Oyo schools close as #ENDSARS protests
Most private and public schools in Oyo state did not open for academic activities on Tuesday morning.
Although the State Government has not made any official announcement for their closure, most private schools said the decision was necessitated by hardship students and pupils witnessed on account of the #EndSARS protest in major parts of the state on Monday.
They also said the safety and security of the children while the protests last informed the decision.
Out Correspondents observed most schools, (especially private) opted to send the notice of closure late in the night in the form of advisory, citing the uncertainty of the protests going awry.
Some public schools, who solely depend on the State Government directives opened but students were just strolling.
Most of the teachers were said to have been trapped in traffic and unable to get to school.
There was blockage on Tuesday morning in areas like Olodo Garage, Iyana Church, Iwo Road axis as well as Ife-Ibadan Express Road, Egbeda, Toll Gate to Iwo Road axis as the entire routes were blocked as early as 7:30am.
It was the same in Old-Ife Road, Wema, Gbagi, Sawmill, Agodi Gate as human and vehicular movement were obstructed by the # EndSARS protesters.
Residents around Challenge, Apata, New Garage, 110, Omi Adio, Molete, Beere, Ojoo, Moniya, Ibadan-Oyo Express road were also not spared of the traffic gridlock as roadblocks mounted by the protesters brought everything to a halt.
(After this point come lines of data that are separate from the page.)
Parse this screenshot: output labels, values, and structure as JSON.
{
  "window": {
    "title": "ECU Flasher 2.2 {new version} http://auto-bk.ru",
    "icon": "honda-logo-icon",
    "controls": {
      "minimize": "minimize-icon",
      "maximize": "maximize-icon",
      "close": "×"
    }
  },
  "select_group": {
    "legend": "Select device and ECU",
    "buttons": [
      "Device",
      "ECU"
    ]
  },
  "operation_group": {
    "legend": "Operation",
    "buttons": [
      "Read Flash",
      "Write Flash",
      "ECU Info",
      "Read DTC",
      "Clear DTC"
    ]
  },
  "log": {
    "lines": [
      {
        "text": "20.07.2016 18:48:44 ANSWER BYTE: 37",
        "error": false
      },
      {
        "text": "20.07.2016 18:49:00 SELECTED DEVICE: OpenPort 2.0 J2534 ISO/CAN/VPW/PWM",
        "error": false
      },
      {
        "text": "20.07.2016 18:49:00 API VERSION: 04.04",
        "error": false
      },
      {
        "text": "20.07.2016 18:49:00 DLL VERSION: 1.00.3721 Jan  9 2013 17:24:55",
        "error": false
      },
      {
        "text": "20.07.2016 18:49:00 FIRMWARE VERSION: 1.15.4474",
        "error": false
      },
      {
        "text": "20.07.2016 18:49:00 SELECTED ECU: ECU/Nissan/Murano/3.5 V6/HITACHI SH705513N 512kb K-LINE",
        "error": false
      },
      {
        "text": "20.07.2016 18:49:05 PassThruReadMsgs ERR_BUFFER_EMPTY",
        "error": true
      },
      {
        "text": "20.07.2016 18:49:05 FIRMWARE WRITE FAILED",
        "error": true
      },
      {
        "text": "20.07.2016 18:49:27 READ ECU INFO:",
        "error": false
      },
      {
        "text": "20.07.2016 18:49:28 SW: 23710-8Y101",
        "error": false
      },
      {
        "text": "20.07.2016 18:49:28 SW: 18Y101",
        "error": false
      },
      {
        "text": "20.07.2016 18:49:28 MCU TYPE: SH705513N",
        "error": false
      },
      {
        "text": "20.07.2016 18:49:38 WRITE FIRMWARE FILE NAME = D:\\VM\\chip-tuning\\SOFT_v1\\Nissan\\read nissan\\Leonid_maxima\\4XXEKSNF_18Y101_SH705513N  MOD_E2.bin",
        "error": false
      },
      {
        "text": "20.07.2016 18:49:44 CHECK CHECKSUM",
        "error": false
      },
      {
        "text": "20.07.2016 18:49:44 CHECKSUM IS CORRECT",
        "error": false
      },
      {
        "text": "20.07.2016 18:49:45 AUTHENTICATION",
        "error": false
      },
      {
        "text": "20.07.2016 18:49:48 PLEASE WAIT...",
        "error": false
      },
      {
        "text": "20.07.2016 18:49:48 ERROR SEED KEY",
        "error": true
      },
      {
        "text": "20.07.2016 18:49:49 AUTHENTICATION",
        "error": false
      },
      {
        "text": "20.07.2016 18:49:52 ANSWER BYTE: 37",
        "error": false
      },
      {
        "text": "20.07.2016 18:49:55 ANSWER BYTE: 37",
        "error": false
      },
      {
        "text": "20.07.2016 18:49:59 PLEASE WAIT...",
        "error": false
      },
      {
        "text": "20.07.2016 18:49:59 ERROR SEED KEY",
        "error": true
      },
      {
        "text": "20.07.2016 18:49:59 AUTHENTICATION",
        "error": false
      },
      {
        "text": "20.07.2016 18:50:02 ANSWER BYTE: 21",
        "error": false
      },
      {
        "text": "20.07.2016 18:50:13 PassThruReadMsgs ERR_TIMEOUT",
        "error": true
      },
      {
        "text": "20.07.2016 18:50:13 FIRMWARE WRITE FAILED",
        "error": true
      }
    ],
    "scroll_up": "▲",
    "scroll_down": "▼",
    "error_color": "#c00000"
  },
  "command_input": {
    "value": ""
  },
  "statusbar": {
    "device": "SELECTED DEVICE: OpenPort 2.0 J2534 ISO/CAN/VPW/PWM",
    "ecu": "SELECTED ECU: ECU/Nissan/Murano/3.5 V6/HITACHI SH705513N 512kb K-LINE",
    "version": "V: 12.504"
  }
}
However, it was observed around Old-Ife Road that there was a mild clash between hoodlums, believed to be commercial drivers and #EndSARS protesters.
The drivers and transport workers distanced themselves from the protesters, saying they were on the roads to make ends meet.
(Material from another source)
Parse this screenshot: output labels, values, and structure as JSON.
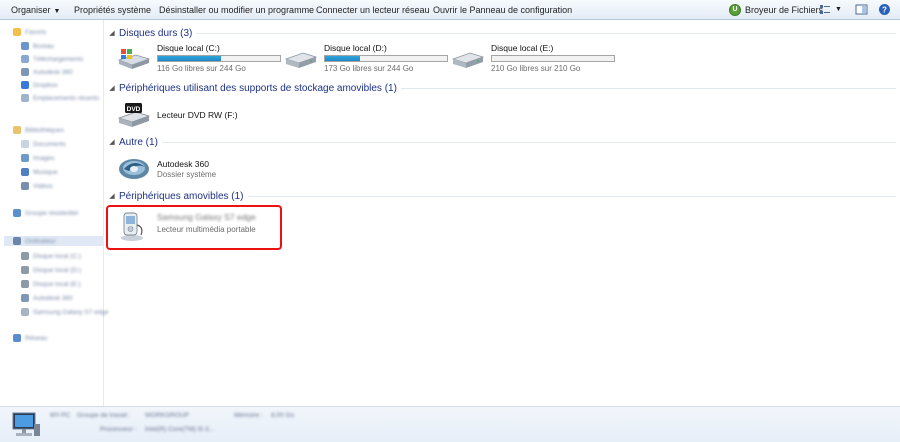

They said activities of the protesters were having negative effects on their means of livelihood and cannot continue to fold their hands while they die of hunger.
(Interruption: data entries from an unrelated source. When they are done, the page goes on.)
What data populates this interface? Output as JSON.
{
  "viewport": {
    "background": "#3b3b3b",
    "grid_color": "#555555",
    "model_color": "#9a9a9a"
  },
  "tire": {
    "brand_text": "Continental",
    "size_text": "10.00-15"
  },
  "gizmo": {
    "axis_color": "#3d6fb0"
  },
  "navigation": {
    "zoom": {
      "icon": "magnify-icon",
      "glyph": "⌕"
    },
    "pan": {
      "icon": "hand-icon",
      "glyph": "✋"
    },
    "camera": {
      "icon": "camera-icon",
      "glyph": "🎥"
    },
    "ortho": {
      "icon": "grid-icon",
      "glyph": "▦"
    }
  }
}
The leaders of the group were heard issuing threats to the protesters to dare to stop them from collecting monies from motorists.
The hoodlums were also seen collecting money from road users, especially commercial operators including buses, motorcycles and tricycles.